Practitioners who belong to multiple professional associations, are licensed by their state, and hold national certifications may be responsible to practice within the framework of numerous codes of ethics, yet these codes may not be uniform. Ethics codes tend to be reactive rather than proactive. A practitioner’s personal values may conflict with a specific standard within an ethics code. Codes may conflict with institutional policies and practices. Ethics codes need to be understood within a cultural framework; therefore, they must be adapted to specific cultures. Codes may not align with state laws or regulations regarding porting requirements. Because of the diverse viewpoints within any professional organization, not all members will agree with all elements of an organization’s ethics code. The textbook suggests that codes of ethics fulfill three objectives.
The first objective is to educate professionals about sound ethical conduct. Reading and reflecting on the standards can help practitioners expand their awareness and clarify their values in dealing with the challenges of their work. Second, ethical standards provide a mechanism for professional accountability. Practitioners are obliged not only to monitor their own behavior, UT also to encourage ethical conduct in their colleagues. One of the best ways for practitioners to guard the welfare of their clients or students and to protect themselves from malpractice suits is to practice within the spirit of the ethics codes. Third, codes of ethics serve as catalysts for improving practice.
When practitioners must interpret and apply the codes in their own practices, the questions raised help to clarify their positions on dilemmas that do not have simple or absolute answers.

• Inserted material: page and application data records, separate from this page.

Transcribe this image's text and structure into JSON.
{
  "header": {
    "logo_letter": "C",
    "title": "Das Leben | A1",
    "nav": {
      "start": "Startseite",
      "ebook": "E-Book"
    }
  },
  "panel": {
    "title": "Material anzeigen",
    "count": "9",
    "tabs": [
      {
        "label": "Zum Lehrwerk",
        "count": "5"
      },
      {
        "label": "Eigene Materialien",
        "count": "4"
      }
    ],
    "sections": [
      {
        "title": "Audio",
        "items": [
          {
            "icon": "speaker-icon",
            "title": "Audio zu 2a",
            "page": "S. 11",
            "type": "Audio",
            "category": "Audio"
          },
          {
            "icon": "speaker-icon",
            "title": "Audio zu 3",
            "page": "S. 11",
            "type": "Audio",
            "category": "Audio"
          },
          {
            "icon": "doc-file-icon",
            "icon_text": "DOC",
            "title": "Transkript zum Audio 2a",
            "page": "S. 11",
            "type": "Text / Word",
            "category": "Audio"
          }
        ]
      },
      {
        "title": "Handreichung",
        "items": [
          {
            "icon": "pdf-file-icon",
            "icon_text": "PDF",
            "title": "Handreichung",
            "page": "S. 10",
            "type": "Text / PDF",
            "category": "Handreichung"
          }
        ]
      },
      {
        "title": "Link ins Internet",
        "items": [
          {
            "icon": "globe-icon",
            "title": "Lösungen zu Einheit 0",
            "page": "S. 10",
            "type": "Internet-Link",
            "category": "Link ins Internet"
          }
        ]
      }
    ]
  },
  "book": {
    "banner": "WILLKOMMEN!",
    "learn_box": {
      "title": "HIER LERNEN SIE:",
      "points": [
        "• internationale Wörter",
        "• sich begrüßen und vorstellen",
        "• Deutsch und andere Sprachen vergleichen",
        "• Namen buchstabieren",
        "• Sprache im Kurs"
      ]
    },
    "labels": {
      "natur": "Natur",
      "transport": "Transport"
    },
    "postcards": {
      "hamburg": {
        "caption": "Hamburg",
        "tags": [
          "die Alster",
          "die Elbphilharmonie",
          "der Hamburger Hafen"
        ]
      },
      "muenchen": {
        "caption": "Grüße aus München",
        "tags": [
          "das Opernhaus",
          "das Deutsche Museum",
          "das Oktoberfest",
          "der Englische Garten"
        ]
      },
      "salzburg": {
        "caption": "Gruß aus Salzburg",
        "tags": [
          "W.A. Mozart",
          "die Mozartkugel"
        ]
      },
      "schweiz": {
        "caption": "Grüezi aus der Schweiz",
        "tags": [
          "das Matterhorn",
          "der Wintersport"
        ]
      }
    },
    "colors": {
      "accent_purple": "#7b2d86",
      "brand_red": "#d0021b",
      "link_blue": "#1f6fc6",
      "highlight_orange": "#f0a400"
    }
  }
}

You can imagine the chaos if people were to practice without guidelines so that the resolution of ethical dilemmas rested solely with he individual clinician. 14 Assignment 4 Each student will choose a past active licensee discipline case and will write a paper (at least 3 pages long) about where the disciplinary situation went wrong and what could have been done differently. We are using Florida cases to avoid someone already knowing about the case. I am going to summarize the information in the PDF line by line I will use some of the legal substitutions. Funny that I selected one that had so many complaints.
This issue ended up having three counts of misconduct against him. This guy really messed up. His first issue as even considering this as a possible relationship. This case goes on for several more pages in just the administrative complaint. This gentleman first mistake was to see the client at a residence and counseling her in her home. Then to add more ethical problems to the situation was to begin to socialize with her. The therapist also made grave mistakes was in his keeping track of financial and continuing to charge for social activities. I think the guys was a gigolo. However after several weeks he did stop charging, but the sexual relationship continued.
Additional areas of complaints were the actual scored of the psychotherapy services. The records were not accurate, did not have the detail required by a therapist including symptoms, what transpired in any therapy, dates of services, types of services; progress notes, outcomes and financial records.